Records from a data source
- - - - -
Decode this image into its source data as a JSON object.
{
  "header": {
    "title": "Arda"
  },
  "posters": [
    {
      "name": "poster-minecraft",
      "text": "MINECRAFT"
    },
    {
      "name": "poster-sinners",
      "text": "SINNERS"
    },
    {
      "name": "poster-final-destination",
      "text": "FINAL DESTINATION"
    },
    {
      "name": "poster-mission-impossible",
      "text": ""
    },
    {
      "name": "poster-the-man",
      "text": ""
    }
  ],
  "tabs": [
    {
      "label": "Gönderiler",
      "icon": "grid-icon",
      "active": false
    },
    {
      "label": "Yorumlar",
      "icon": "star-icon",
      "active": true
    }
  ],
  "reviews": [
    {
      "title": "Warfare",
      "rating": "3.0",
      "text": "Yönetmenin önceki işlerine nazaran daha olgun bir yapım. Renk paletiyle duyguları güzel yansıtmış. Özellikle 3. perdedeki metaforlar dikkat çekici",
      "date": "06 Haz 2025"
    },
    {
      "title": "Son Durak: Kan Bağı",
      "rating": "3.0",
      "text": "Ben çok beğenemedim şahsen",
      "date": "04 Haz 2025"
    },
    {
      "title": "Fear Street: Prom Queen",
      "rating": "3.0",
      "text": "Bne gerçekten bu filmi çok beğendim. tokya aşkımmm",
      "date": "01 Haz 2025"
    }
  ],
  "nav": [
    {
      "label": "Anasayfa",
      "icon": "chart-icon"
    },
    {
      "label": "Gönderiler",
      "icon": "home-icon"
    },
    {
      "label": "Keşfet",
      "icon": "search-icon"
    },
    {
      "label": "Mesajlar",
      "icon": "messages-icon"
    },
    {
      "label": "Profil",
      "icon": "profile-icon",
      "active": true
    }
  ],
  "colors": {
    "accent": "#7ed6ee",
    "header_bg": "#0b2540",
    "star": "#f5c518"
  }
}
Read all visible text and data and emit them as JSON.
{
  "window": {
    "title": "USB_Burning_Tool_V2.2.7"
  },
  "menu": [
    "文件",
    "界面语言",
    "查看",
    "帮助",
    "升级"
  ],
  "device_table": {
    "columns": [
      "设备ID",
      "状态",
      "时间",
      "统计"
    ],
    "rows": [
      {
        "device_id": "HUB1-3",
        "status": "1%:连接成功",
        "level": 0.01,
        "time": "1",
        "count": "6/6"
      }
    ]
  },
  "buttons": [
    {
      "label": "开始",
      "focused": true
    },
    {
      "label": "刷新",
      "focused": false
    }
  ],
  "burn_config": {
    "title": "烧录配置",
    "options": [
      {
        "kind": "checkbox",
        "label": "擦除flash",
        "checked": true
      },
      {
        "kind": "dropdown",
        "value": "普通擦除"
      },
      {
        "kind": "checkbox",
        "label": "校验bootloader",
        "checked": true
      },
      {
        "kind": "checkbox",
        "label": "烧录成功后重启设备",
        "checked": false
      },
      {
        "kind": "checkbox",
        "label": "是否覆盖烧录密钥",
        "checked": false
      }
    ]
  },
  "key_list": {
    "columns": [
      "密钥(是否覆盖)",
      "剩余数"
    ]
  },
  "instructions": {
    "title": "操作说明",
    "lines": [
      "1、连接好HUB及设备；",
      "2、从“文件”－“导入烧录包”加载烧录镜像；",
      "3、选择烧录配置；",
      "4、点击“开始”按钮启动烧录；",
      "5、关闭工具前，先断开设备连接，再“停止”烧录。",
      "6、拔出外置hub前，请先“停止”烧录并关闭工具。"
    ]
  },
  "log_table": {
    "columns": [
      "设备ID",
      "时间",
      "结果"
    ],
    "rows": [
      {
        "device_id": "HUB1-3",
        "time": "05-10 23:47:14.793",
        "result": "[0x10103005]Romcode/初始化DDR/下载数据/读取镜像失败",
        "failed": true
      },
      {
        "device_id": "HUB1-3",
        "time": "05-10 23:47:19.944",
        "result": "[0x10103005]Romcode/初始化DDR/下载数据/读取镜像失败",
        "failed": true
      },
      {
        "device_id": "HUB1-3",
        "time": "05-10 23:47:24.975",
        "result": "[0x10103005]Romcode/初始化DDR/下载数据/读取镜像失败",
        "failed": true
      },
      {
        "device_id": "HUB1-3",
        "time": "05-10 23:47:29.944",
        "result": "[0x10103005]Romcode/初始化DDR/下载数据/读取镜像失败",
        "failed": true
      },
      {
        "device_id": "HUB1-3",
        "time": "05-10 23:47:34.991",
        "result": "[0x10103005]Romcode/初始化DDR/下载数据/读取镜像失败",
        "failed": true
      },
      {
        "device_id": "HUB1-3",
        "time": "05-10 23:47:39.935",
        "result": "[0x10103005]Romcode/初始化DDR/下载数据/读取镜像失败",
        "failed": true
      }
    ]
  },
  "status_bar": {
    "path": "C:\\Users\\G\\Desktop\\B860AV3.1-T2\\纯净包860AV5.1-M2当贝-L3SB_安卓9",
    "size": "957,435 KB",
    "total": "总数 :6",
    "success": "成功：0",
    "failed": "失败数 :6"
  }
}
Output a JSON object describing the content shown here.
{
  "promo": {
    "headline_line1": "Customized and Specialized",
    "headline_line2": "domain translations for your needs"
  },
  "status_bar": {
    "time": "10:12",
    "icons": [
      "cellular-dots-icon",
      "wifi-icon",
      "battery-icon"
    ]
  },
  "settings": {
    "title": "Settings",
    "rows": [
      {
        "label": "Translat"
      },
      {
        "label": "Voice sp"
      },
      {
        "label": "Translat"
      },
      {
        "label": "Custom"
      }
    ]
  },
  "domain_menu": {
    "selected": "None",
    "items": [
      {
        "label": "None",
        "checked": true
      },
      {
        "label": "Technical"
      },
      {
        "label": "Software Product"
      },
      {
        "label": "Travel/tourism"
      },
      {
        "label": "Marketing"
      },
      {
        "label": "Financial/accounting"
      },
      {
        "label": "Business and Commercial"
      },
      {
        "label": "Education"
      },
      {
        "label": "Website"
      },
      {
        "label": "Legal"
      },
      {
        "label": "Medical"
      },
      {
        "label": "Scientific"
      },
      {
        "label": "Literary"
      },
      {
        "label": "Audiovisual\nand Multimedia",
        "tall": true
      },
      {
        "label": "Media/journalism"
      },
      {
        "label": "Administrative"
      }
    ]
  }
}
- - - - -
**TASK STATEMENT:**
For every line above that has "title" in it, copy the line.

**EXERCISE RESULT:**
    "title": "Arda"
      "title": "Warfare",
      "title": "Son Durak: Kan Bağı",
      "title": "Fear Street: Prom Queen",
    "title": "USB_Burning_Tool_V2.2.7"
    "title": "烧录配置",
    "title": "操作说明",
    "title": "Settings",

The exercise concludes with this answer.